    Dunkin also told Ward Room that he has been invited to visit the White House on March 17.

    Republican Senate Majority Leader Christine Radogno, who has also sided with Gov. Bruce Rauner during the state’s historic budget stalemate, responded positively to Obama’s visit.

    “Despite political differences, it really is cool to know the most powerful man in the world,” Radogno said. “The President visited with those members who served with him in the State Senate during his visit to Springfield today.”

    Senate President John Cullerton also spoke fondly of Obama.

    “He has challenged each and every one of us to be the solution, to rise above rhetoric, refuse to be so easily divided and recognize avenues for agreement even among those who disagree,” Cullerton said in a statement.

    Senate Assistant Majority Leader Kimberly Lightford praised the the tone and message of the president’s speech.

    “To move passed [sic] the gridlock, we have to defy the pervasive narrative that we cannot work together or that political interests are outweighing the interests of the people,” Lightford said in a statement. “Our leaders need to come together with a fresh outlook and a grounded understanding of the consequences of their motivations and actions.”

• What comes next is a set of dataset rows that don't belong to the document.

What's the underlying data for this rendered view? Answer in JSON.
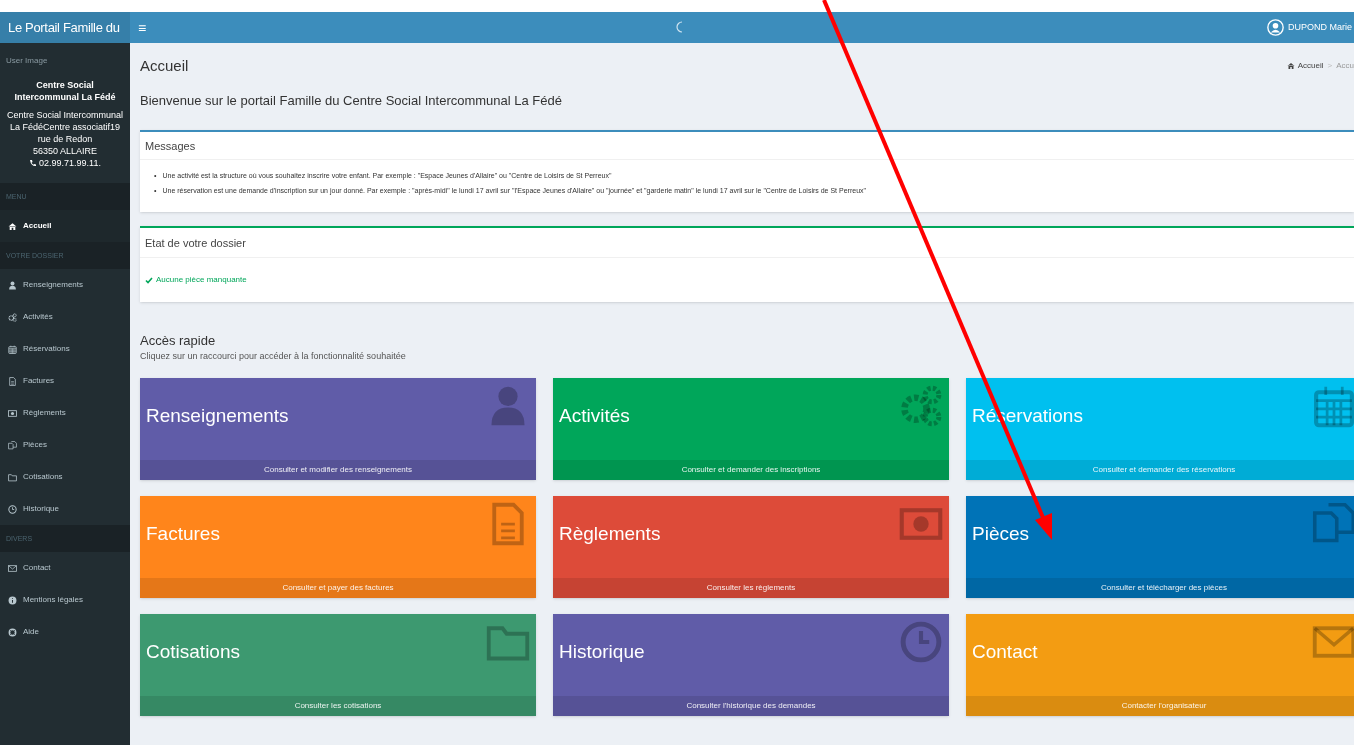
{
  "header": {
    "logo": "Le Portail Famille du",
    "menu_toggle": "≡",
    "user": "DUPOND Marie"
  },
  "sidebar": {
    "user_image_alt": "User Image",
    "org_name": "Centre Social Intercommunal La Fédé",
    "address": [
      "Centre Social Intercommunal La FédéCentre associatif19 rue de Redon",
      "56350 ALLAIRE"
    ],
    "phone": "02.99.71.99.11.",
    "sections": [
      {
        "header": "MENU",
        "items": [
          {
            "label": "Accueil",
            "kind": "home",
            "selected": true
          }
        ]
      },
      {
        "header": "VOTRE DOSSIER",
        "items": [
          {
            "label": "Renseignements",
            "kind": "user",
            "selected": false
          },
          {
            "label": "Activités",
            "kind": "gears",
            "selected": false
          },
          {
            "label": "Réservations",
            "kind": "calendar",
            "selected": false
          },
          {
            "label": "Factures",
            "kind": "file",
            "selected": false
          },
          {
            "label": "Règlements",
            "kind": "money",
            "selected": false
          },
          {
            "label": "Pièces",
            "kind": "files",
            "selected": false
          },
          {
            "label": "Cotisations",
            "kind": "folder",
            "selected": false
          },
          {
            "label": "Historique",
            "kind": "clock",
            "selected": false
          }
        ]
      },
      {
        "header": "DIVERS",
        "items": [
          {
            "label": "Contact",
            "kind": "mail",
            "selected": false
          },
          {
            "label": "Mentions légales",
            "kind": "info",
            "selected": false
          },
          {
            "label": "Aide",
            "kind": "help",
            "selected": false
          }
        ]
      }
    ]
  },
  "page": {
    "title": "Accueil",
    "breadcrumb": [
      "Accueil",
      "Accu"
    ],
    "breadcrumb_separator": ">",
    "welcome": "Bienvenue sur le portail Famille du Centre Social Intercommunal La Fédé"
  },
  "messages": {
    "title": "Messages",
    "bullet": "•",
    "items": [
      "Une activité est la structure où vous souhaitez inscrire votre enfant. Par exemple : \"Espace Jeunes d'Allaire\" ou \"Centre de Loisirs de St Perreux\"",
      "Une réservation est une demande d'inscription sur un jour donné. Par exemple : \"après-midi\" le lundi 17 avril sur \"l'Espace Jeunes d'Allaire\" ou \"journée\" et \"garderie matin\" le lundi 17 avril sur le \"Centre de Loisirs de St Perreux\""
    ]
  },
  "dossier": {
    "title": "Etat de votre dossier",
    "status": "Aucune pièce manquante"
  },
  "quick_access": {
    "title": "Accès rapide",
    "subtitle": "Cliquez sur un raccourci pour accéder à la fonctionnalité souhaitée",
    "tiles": [
      {
        "title": "Renseignements",
        "footer": "Consulter et modifier des renseignements",
        "kind": "user",
        "color": "#605ca8"
      },
      {
        "title": "Activités",
        "footer": "Consulter et demander des inscriptions",
        "kind": "gears",
        "color": "#00a65a"
      },
      {
        "title": "Réservations",
        "footer": "Consulter et demander des réservations",
        "kind": "calendar",
        "color": "#00c0ef"
      },
      {
        "title": "Factures",
        "footer": "Consulter et payer des factures",
        "kind": "file",
        "color": "#ff851b"
      },
      {
        "title": "Règlements",
        "footer": "Consulter les règlements",
        "kind": "money",
        "color": "#dd4b39"
      },
      {
        "title": "Pièces",
        "footer": "Consulter et télécharger des pièces",
        "kind": "files",
        "color": "#0073b7"
      },
      {
        "title": "Cotisations",
        "footer": "Consulter les cotisations",
        "kind": "folder",
        "color": "#3d9970"
      },
      {
        "title": "Historique",
        "footer": "Consulter l'historique des demandes",
        "kind": "clock",
        "color": "#605ca8"
      },
      {
        "title": "Contact",
        "footer": "Contacter l'organisateur",
        "kind": "mail",
        "color": "#f39c12"
      }
    ]
  }
}
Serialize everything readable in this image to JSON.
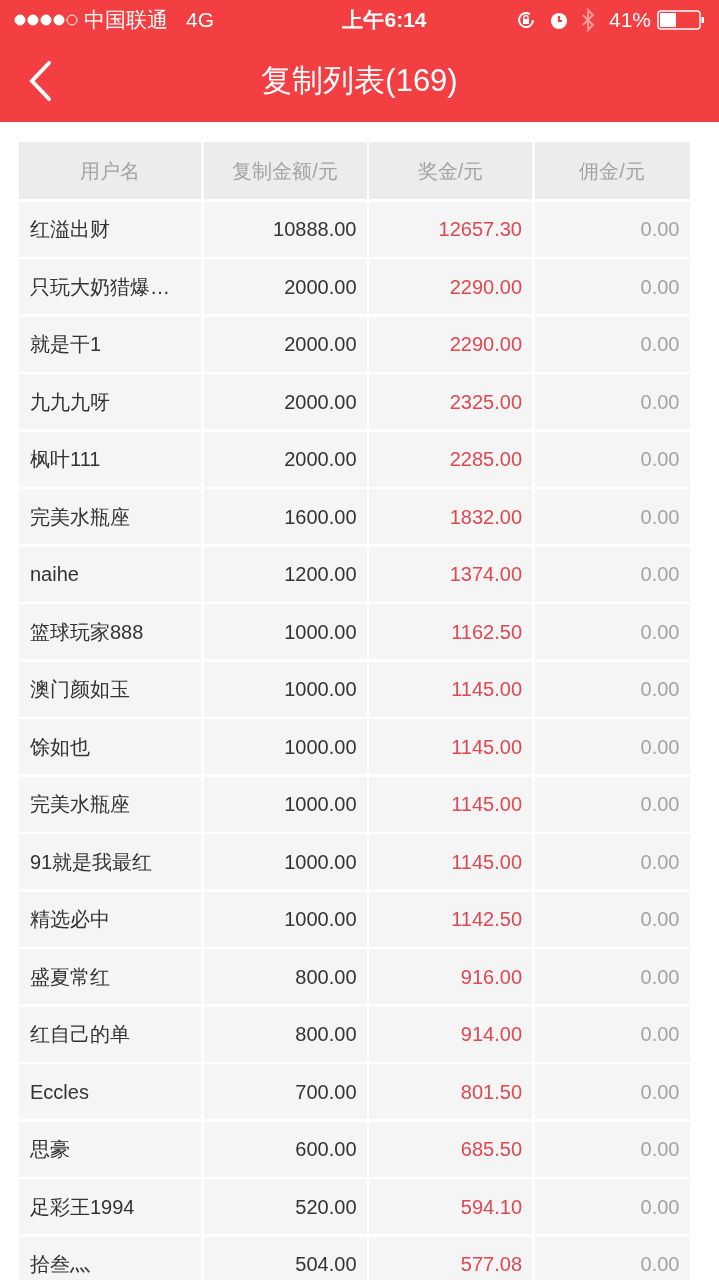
{
  "status_bar": {
    "carrier": "中国联通",
    "network": "4G",
    "time": "上午6:14",
    "battery": "41%"
  },
  "nav": {
    "title": "复制列表(169)"
  },
  "table": {
    "columns": [
      "用户名",
      "复制金额/元",
      "奖金/元",
      "佣金/元"
    ],
    "rows": [
      {
        "user": "红溢出财",
        "amount": "10888.00",
        "bonus": "12657.30",
        "commission": "0.00"
      },
      {
        "user": "只玩大奶猎爆…",
        "amount": "2000.00",
        "bonus": "2290.00",
        "commission": "0.00"
      },
      {
        "user": "就是干1",
        "amount": "2000.00",
        "bonus": "2290.00",
        "commission": "0.00"
      },
      {
        "user": "九九九呀",
        "amount": "2000.00",
        "bonus": "2325.00",
        "commission": "0.00"
      },
      {
        "user": "枫叶111",
        "amount": "2000.00",
        "bonus": "2285.00",
        "commission": "0.00"
      },
      {
        "user": "完美水瓶座",
        "amount": "1600.00",
        "bonus": "1832.00",
        "commission": "0.00"
      },
      {
        "user": "naihe",
        "amount": "1200.00",
        "bonus": "1374.00",
        "commission": "0.00"
      },
      {
        "user": "篮球玩家888",
        "amount": "1000.00",
        "bonus": "1162.50",
        "commission": "0.00"
      },
      {
        "user": "澳门颜如玉",
        "amount": "1000.00",
        "bonus": "1145.00",
        "commission": "0.00"
      },
      {
        "user": "馀如也",
        "amount": "1000.00",
        "bonus": "1145.00",
        "commission": "0.00"
      },
      {
        "user": "完美水瓶座",
        "amount": "1000.00",
        "bonus": "1145.00",
        "commission": "0.00"
      },
      {
        "user": "91就是我最红",
        "amount": "1000.00",
        "bonus": "1145.00",
        "commission": "0.00"
      },
      {
        "user": "精选必中",
        "amount": "1000.00",
        "bonus": "1142.50",
        "commission": "0.00"
      },
      {
        "user": "盛夏常红",
        "amount": "800.00",
        "bonus": "916.00",
        "commission": "0.00"
      },
      {
        "user": "红自己的单",
        "amount": "800.00",
        "bonus": "914.00",
        "commission": "0.00"
      },
      {
        "user": "Eccles",
        "amount": "700.00",
        "bonus": "801.50",
        "commission": "0.00"
      },
      {
        "user": "思豪",
        "amount": "600.00",
        "bonus": "685.50",
        "commission": "0.00"
      },
      {
        "user": "足彩王1994",
        "amount": "520.00",
        "bonus": "594.10",
        "commission": "0.00"
      },
      {
        "user": "拾叁灬",
        "amount": "504.00",
        "bonus": "577.08",
        "commission": "0.00"
      }
    ]
  }
}
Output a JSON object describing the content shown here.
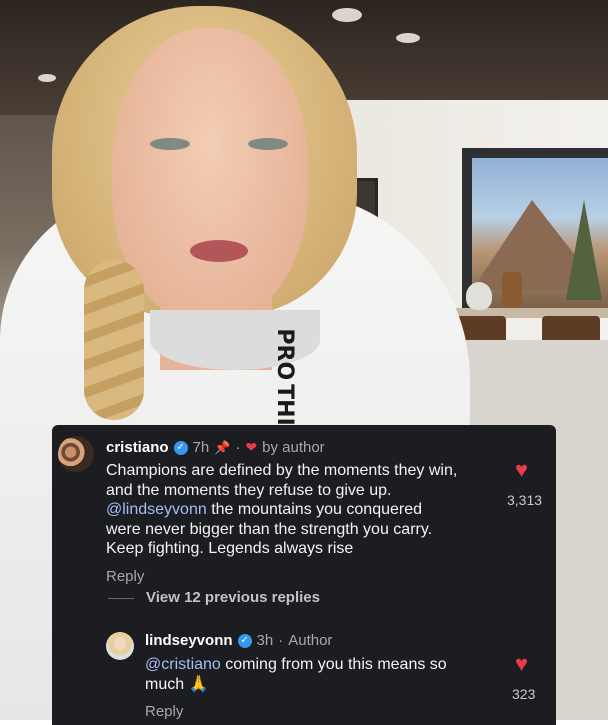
{
  "video": {
    "hoodie_print": [
      "PRO",
      "THIS"
    ]
  },
  "comment": {
    "username": "cristiano",
    "time": "7h",
    "pinned_icon": "pin-icon",
    "author_liked_label": "by author",
    "text_part1": "Champions are defined by the moments they win,\nand the moments they refuse to give up.\n",
    "mention": "@lindseyvonn",
    "text_part2": " the mountains you conquered\nwere never bigger than the strength you carry.\nKeep fighting. Legends always rise",
    "like_count": "3,313",
    "reply_label": "Reply",
    "view_replies_label": "View 12 previous replies"
  },
  "reply_comment": {
    "username": "lindseyvonn",
    "time": "3h",
    "author_badge": "Author",
    "mention": "@cristiano",
    "text": " coming from you this means so\nmuch 🙏",
    "like_count": "323",
    "reply_label": "Reply"
  },
  "colors": {
    "panel_bg": "#1c1d21",
    "heart": "#ed3a48",
    "mention": "#a4bdf6",
    "verified": "#3897f0"
  }
}
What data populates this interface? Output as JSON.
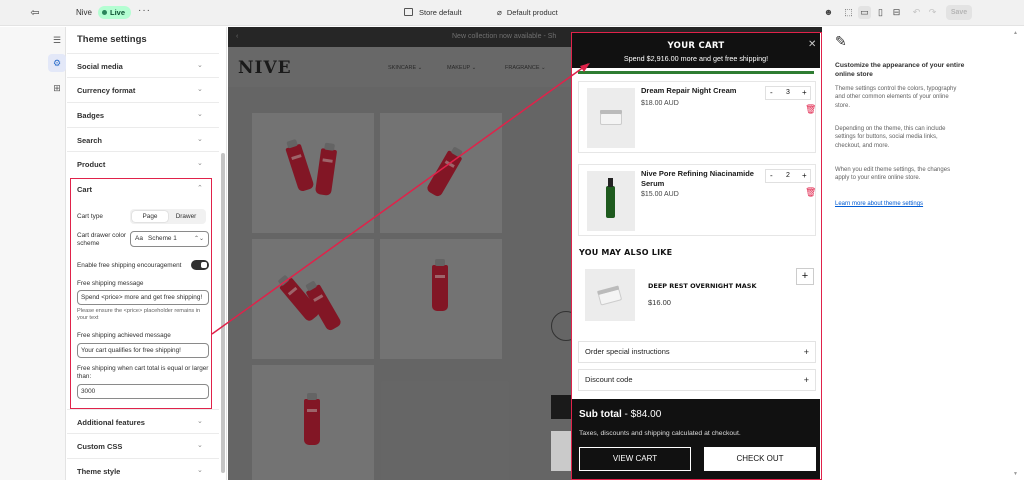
{
  "topbar": {
    "exit_icon": "exit-icon",
    "theme_name": "Nive",
    "live_badge": "Live",
    "more": "···",
    "store_default": "Store default",
    "default_product": "Default product",
    "save_label": "Save"
  },
  "panel": {
    "title": "Theme settings",
    "sections_top": [
      "Social media",
      "Currency format",
      "Badges",
      "Search",
      "Product"
    ],
    "cart": {
      "heading": "Cart",
      "cart_type_label": "Cart type",
      "cart_type_options": [
        "Page",
        "Drawer"
      ],
      "cart_type_selected": "Page",
      "scheme_label": "Cart drawer color scheme",
      "scheme_value": "Scheme 1",
      "scheme_aa": "Aa",
      "free_shipping_toggle_label": "Enable free shipping encouragement",
      "free_shipping_toggle_on": true,
      "message_label": "Free shipping message",
      "message_value": "Spend <price> more and get free shipping!",
      "message_helper": "Please ensure the <price> placeholder remains in your text",
      "achieved_label": "Free shipping achieved message",
      "achieved_value": "Your cart qualifies for free shipping!",
      "threshold_label": "Free shipping when cart total is equal or larger than:",
      "threshold_value": "3000"
    },
    "sections_bottom": [
      "Additional features",
      "Custom CSS",
      "Theme style"
    ]
  },
  "preview": {
    "announcement": "New collection now available - Sh",
    "logo": "NIVE",
    "nav": [
      "SKINCARE ⌄",
      "MAKEUP ⌄",
      "FRAGRANCE ⌄"
    ],
    "tile_label": "NIVE"
  },
  "drawer": {
    "title": "YOUR CART",
    "subtitle": "Spend $2,916.00 more and get free shipping!",
    "items": [
      {
        "name": "Dream Repair Night Cream",
        "price": "$18.00 AUD",
        "qty": "3"
      },
      {
        "name": "Nive Pore Refining Niacinamide Serum",
        "price": "$15.00 AUD",
        "qty": "2"
      }
    ],
    "also_like_heading": "YOU MAY ALSO LIKE",
    "recommendation": {
      "name": "DEEP REST OVERNIGHT MASK",
      "price": "$16.00"
    },
    "order_instructions": "Order special instructions",
    "discount_code": "Discount code",
    "subtotal_label": "Sub total",
    "subtotal_value": " - $84.00",
    "tax_note": "Taxes, discounts and shipping calculated at checkout.",
    "view_cart": "VIEW CART",
    "checkout": "CHECK OUT"
  },
  "info": {
    "heading": "Customize the appearance of your entire online store",
    "p1": "Theme settings control the colors, typography and other common elements of your online store.",
    "p2": "Depending on the theme, this can include settings for buttons, social media links, checkout, and more.",
    "p3": "When you edit theme settings, the changes apply to your entire online store.",
    "link": "Learn more about theme settings"
  },
  "colors": {
    "highlight": "#e0224a",
    "live_badge_bg": "#b4fed2",
    "drawer_header": "#111111",
    "progress": "#2e7d32",
    "link": "#005bd3"
  }
}
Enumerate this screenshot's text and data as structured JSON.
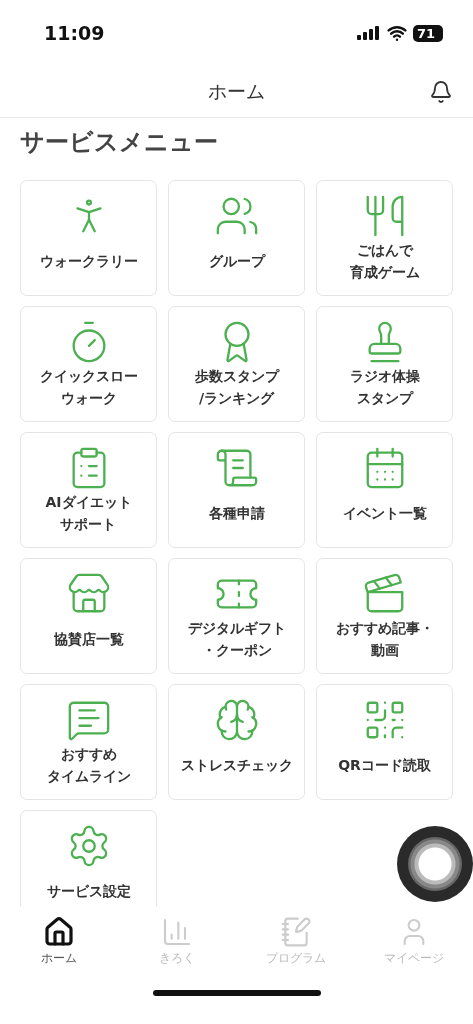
{
  "status_bar": {
    "time": "11:09",
    "battery": "71"
  },
  "header": {
    "title": "ホーム"
  },
  "section_title": "サービスメニュー",
  "menu": [
    {
      "lines": [
        "ウォークラリー"
      ]
    },
    {
      "lines": [
        "グループ"
      ]
    },
    {
      "lines": [
        "ごはんで",
        "育成ゲーム"
      ]
    },
    {
      "lines": [
        "クイックスロー",
        "ウォーク"
      ]
    },
    {
      "lines": [
        "歩数スタンプ",
        "/ランキング"
      ]
    },
    {
      "lines": [
        "ラジオ体操",
        "スタンプ"
      ]
    },
    {
      "lines": [
        "AIダイエット",
        "サポート"
      ]
    },
    {
      "lines": [
        "各種申請"
      ]
    },
    {
      "lines": [
        "イベント一覧"
      ]
    },
    {
      "lines": [
        "協賛店一覧"
      ]
    },
    {
      "lines": [
        "デジタルギフト",
        "・クーポン"
      ]
    },
    {
      "lines": [
        "おすすめ記事・",
        "動画"
      ]
    },
    {
      "lines": [
        "おすすめ",
        "タイムライン"
      ]
    },
    {
      "lines": [
        "ストレスチェック"
      ]
    },
    {
      "lines": [
        "QRコード読取"
      ]
    },
    {
      "lines": [
        "サービス設定"
      ]
    }
  ],
  "tab_bar": [
    {
      "label": "ホーム",
      "selected": true
    },
    {
      "label": "きろく",
      "selected": false
    },
    {
      "label": "プログラム",
      "selected": false
    },
    {
      "label": "マイページ",
      "selected": false
    }
  ]
}
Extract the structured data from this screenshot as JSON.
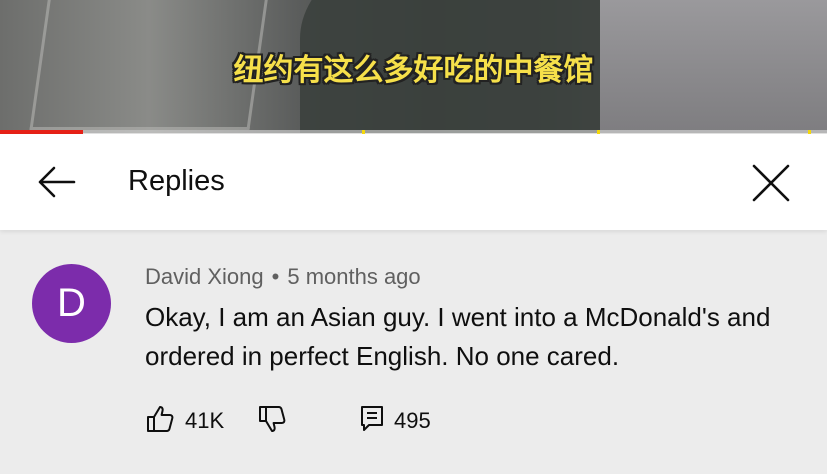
{
  "video": {
    "caption": "纽约有这么多好吃的中餐馆",
    "progress_fraction": 0.1
  },
  "header": {
    "title": "Replies"
  },
  "comment": {
    "avatar_letter": "D",
    "avatar_color": "#7c2cab",
    "author": "David Xiong",
    "separator": "•",
    "time": "5 months ago",
    "text": "Okay, I am an Asian guy. I went into a McDonald's and ordered in perfect English. No one cared.",
    "likes": "41K",
    "replies": "495"
  },
  "colors": {
    "accent_progress": "#e62117",
    "caption": "#f6e04a",
    "background": "#ececec"
  }
}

    Obama explained that his passion for politics has not diminished as he approaches the end of his political career.

    “The point I’m trying to make is I care about fixing our politics,” Obama said. “The reason this is important to me? Next year I’ll still hold the most important title of all, citizen.”